[App and web page records]
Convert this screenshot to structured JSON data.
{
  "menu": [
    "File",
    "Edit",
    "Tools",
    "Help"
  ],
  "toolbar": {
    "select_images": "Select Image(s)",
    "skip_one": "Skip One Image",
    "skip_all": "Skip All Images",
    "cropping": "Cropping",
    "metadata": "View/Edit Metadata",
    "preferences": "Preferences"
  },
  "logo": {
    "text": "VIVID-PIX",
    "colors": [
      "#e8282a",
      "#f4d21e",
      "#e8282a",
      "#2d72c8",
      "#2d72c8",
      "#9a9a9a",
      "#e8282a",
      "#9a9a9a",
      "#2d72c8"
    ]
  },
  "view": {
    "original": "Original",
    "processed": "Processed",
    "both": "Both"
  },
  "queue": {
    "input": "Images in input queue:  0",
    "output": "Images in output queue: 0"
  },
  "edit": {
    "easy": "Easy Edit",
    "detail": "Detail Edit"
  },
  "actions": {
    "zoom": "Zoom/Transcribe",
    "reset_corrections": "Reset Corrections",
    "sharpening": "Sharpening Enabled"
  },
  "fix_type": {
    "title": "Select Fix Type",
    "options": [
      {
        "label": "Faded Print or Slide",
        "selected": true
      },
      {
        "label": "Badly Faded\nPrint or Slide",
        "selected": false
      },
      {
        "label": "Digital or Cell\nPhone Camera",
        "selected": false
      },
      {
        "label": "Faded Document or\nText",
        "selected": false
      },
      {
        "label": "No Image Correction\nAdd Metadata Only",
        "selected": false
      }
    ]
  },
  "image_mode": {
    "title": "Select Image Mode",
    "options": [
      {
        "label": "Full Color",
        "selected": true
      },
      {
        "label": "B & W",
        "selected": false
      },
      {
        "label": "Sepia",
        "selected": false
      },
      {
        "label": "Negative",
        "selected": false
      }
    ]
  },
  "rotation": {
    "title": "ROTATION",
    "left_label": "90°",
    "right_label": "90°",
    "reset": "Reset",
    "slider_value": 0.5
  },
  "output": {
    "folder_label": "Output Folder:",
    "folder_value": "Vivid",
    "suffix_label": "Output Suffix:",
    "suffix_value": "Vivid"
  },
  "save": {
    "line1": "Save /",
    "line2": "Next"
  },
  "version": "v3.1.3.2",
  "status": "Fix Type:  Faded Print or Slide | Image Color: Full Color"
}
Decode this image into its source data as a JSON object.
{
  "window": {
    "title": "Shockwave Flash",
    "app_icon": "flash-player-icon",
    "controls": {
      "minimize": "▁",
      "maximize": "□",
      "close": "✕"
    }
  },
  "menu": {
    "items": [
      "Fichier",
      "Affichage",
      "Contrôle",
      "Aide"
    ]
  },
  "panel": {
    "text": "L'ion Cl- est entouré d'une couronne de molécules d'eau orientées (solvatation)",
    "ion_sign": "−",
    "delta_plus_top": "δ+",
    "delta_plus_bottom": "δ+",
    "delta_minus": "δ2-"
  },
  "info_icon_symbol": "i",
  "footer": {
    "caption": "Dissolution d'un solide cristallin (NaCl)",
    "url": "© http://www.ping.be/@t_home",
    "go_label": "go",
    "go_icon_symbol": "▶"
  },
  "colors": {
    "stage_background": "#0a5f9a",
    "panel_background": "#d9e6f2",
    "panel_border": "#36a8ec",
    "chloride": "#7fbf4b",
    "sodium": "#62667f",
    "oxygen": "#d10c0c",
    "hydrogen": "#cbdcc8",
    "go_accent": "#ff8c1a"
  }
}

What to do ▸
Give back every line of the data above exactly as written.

Task output ▸
Convert this screenshot to structured JSON data.
{
  "menu": [
    "File",
    "Edit",
    "Tools",
    "Help"
  ],
  "toolbar": {
    "select_images": "Select Image(s)",
    "skip_one": "Skip One Image",
    "skip_all": "Skip All Images",
    "cropping": "Cropping",
    "metadata": "View/Edit Metadata",
    "preferences": "Preferences"
  },
  "logo": {
    "text": "VIVID-PIX",
    "colors": [
      "#e8282a",
      "#f4d21e",
      "#e8282a",
      "#2d72c8",
      "#2d72c8",
      "#9a9a9a",
      "#e8282a",
      "#9a9a9a",
      "#2d72c8"
    ]
  },
  "view": {
    "original": "Original",
    "processed": "Processed",
    "both": "Both"
  },
  "queue": {
    "input": "Images in input queue:  0",
    "output": "Images in output queue: 0"
  },
  "edit": {
    "easy": "Easy Edit",
    "detail": "Detail Edit"
  },
  "actions": {
    "zoom": "Zoom/Transcribe",
    "reset_corrections": "Reset Corrections",
    "sharpening": "Sharpening Enabled"
  },
  "fix_type": {
    "title": "Select Fix Type",
    "options": [
      {
        "label": "Faded Print or Slide",
        "selected": true
      },
      {
        "label": "Badly Faded\nPrint or Slide",
        "selected": false
      },
      {
        "label": "Digital or Cell\nPhone Camera",
        "selected": false
      },
      {
        "label": "Faded Document or\nText",
        "selected": false
      },
      {
        "label": "No Image Correction\nAdd Metadata Only",
        "selected": false
      }
    ]
  },
  "image_mode": {
    "title": "Select Image Mode",
    "options": [
      {
        "label": "Full Color",
        "selected": true
      },
      {
        "label": "B & W",
        "selected": false
      },
      {
        "label": "Sepia",
        "selected": false
      },
      {
        "label": "Negative",
        "selected": false
      }
    ]
  },
  "rotation": {
    "title": "ROTATION",
    "left_label": "90°",
    "right_label": "90°",
    "reset": "Reset",
    "slider_value": 0.5
  },
  "output": {
    "folder_label": "Output Folder:",
    "folder_value": "Vivid",
    "suffix_label": "Output Suffix:",
    "suffix_value": "Vivid"
  },
  "save": {
    "line1": "Save /",
    "line2": "Next"
  },
  "version": "v3.1.3.2",
  "status": "Fix Type:  Faded Print or Slide | Image Color: Full Color"
}
Decode this image into its source data as a JSON object.
{
  "window": {
    "title": "Shockwave Flash",
    "app_icon": "flash-player-icon",
    "controls": {
      "minimize": "▁",
      "maximize": "□",
      "close": "✕"
    }
  },
  "menu": {
    "items": [
      "Fichier",
      "Affichage",
      "Contrôle",
      "Aide"
    ]
  },
  "panel": {
    "text": "L'ion Cl- est entouré d'une couronne de molécules d'eau orientées (solvatation)",
    "ion_sign": "−",
    "delta_plus_top": "δ+",
    "delta_plus_bottom": "δ+",
    "delta_minus": "δ2-"
  },
  "info_icon_symbol": "i",
  "footer": {
    "caption": "Dissolution d'un solide cristallin (NaCl)",
    "url": "© http://www.ping.be/@t_home",
    "go_label": "go",
    "go_icon_symbol": "▶"
  },
  "colors": {
    "stage_background": "#0a5f9a",
    "panel_background": "#d9e6f2",
    "panel_border": "#36a8ec",
    "chloride": "#7fbf4b",
    "sodium": "#62667f",
    "oxygen": "#d10c0c",
    "hydrogen": "#cbdcc8",
    "go_accent": "#ff8c1a"
  }
}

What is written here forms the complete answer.